(Description of the task) Pictures aside, repeat the listing below exactly.

(Input for this task)

[Start of section]

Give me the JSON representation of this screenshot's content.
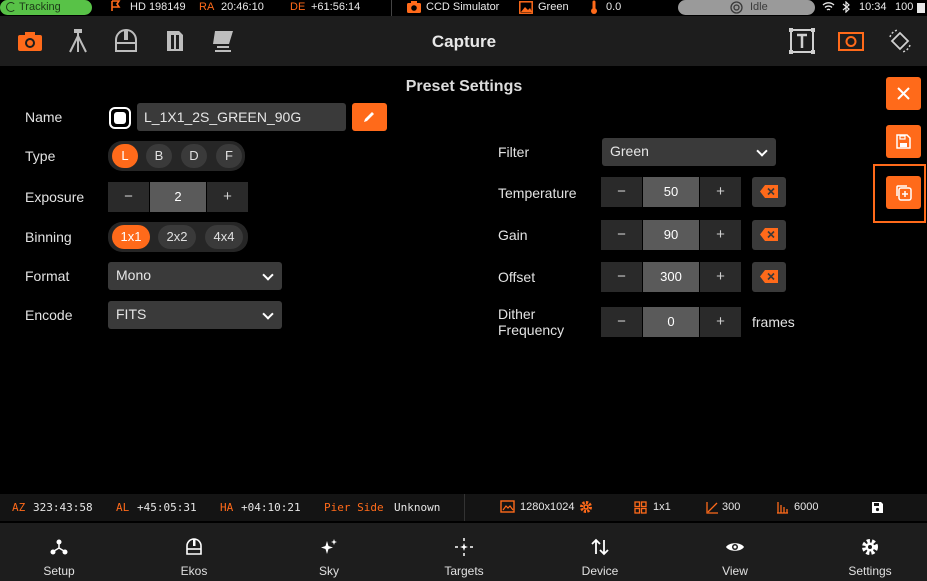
{
  "status_bar": {
    "tracking_label": "Tracking",
    "target": "HD 198149",
    "ra_label": "RA",
    "ra_value": "20:46:10",
    "de_label": "DE",
    "de_value": "+61:56:14",
    "camera": "CCD Simulator",
    "filter": "Green",
    "temperature": "0.0",
    "state": "Idle",
    "time": "10:34",
    "battery": "100"
  },
  "toolbar": {
    "title": "Capture"
  },
  "preset": {
    "section_title": "Preset Settings",
    "name_label": "Name",
    "name_value": "L_1X1_2S_GREEN_90G",
    "type_label": "Type",
    "type_options": [
      "L",
      "B",
      "D",
      "F"
    ],
    "type_selected": "L",
    "exposure_label": "Exposure",
    "exposure_value": "2",
    "binning_label": "Binning",
    "binning_options": [
      "1x1",
      "2x2",
      "4x4"
    ],
    "binning_selected": "1x1",
    "format_label": "Format",
    "format_value": "Mono",
    "encode_label": "Encode",
    "encode_value": "FITS",
    "filter_label": "Filter",
    "filter_value": "Green",
    "temperature_label": "Temperature",
    "temperature_value": "50",
    "gain_label": "Gain",
    "gain_value": "90",
    "offset_label": "Offset",
    "offset_value": "300",
    "dither_label_line1": "Dither",
    "dither_label_line2": "Frequency",
    "dither_value": "0",
    "dither_unit": "frames",
    "minus": "−",
    "plus": "+"
  },
  "info_bar": {
    "az_label": "AZ",
    "az_value": "323:43:58",
    "al_label": "AL",
    "al_value": "+45:05:31",
    "ha_label": "HA",
    "ha_value": "+04:10:21",
    "pier_label": "Pier Side",
    "pier_value": "Unknown",
    "resolution": "1280x1024",
    "binning": "1x1",
    "gain": "300",
    "offset": "6000"
  },
  "bottom_nav": [
    {
      "label": "Setup",
      "icon": "setup-icon"
    },
    {
      "label": "Ekos",
      "icon": "ekos-icon"
    },
    {
      "label": "Sky",
      "icon": "sky-icon"
    },
    {
      "label": "Targets",
      "icon": "targets-icon"
    },
    {
      "label": "Device",
      "icon": "device-icon"
    },
    {
      "label": "View",
      "icon": "view-icon"
    },
    {
      "label": "Settings",
      "icon": "settings-icon"
    }
  ],
  "colors": {
    "accent": "#ff6a1a",
    "tracking": "#58c247",
    "background": "#000000",
    "panel": "#1d1d1d"
  }
}
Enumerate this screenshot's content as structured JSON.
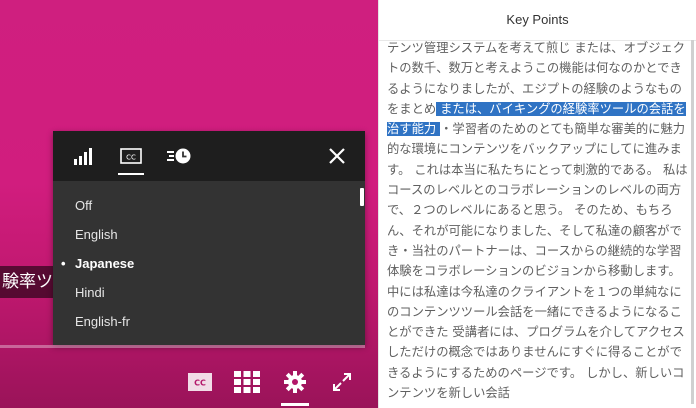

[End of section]

(Task solution)
Give me the JSON representation of this screenshot's content.
{
  "status_bar": {
    "tracking_label": "Tracking",
    "target": "HD 198149",
    "ra_label": "RA",
    "ra_value": "20:46:10",
    "de_label": "DE",
    "de_value": "+61:56:14",
    "camera": "CCD Simulator",
    "filter": "Green",
    "temperature": "0.0",
    "state": "Idle",
    "time": "10:34",
    "battery": "100"
  },
  "toolbar": {
    "title": "Capture"
  },
  "preset": {
    "section_title": "Preset Settings",
    "name_label": "Name",
    "name_value": "L_1X1_2S_GREEN_90G",
    "type_label": "Type",
    "type_options": [
      "L",
      "B",
      "D",
      "F"
    ],
    "type_selected": "L",
    "exposure_label": "Exposure",
    "exposure_value": "2",
    "binning_label": "Binning",
    "binning_options": [
      "1x1",
      "2x2",
      "4x4"
    ],
    "binning_selected": "1x1",
    "format_label": "Format",
    "format_value": "Mono",
    "encode_label": "Encode",
    "encode_value": "FITS",
    "filter_label": "Filter",
    "filter_value": "Green",
    "temperature_label": "Temperature",
    "temperature_value": "50",
    "gain_label": "Gain",
    "gain_value": "90",
    "offset_label": "Offset",
    "offset_value": "300",
    "dither_label_line1": "Dither",
    "dither_label_line2": "Frequency",
    "dither_value": "0",
    "dither_unit": "frames",
    "minus": "−",
    "plus": "+"
  },
  "info_bar": {
    "az_label": "AZ",
    "az_value": "323:43:58",
    "al_label": "AL",
    "al_value": "+45:05:31",
    "ha_label": "HA",
    "ha_value": "+04:10:21",
    "pier_label": "Pier Side",
    "pier_value": "Unknown",
    "resolution": "1280x1024",
    "binning": "1x1",
    "gain": "300",
    "offset": "6000"
  },
  "bottom_nav": [
    {
      "label": "Setup",
      "icon": "setup-icon"
    },
    {
      "label": "Ekos",
      "icon": "ekos-icon"
    },
    {
      "label": "Sky",
      "icon": "sky-icon"
    },
    {
      "label": "Targets",
      "icon": "targets-icon"
    },
    {
      "label": "Device",
      "icon": "device-icon"
    },
    {
      "label": "View",
      "icon": "view-icon"
    },
    {
      "label": "Settings",
      "icon": "settings-icon"
    }
  ],
  "colors": {
    "accent": "#ff6a1a",
    "tracking": "#58c247",
    "background": "#000000",
    "panel": "#1d1d1d"
  }
}
Enumerate this screenshot's content as structured JSON.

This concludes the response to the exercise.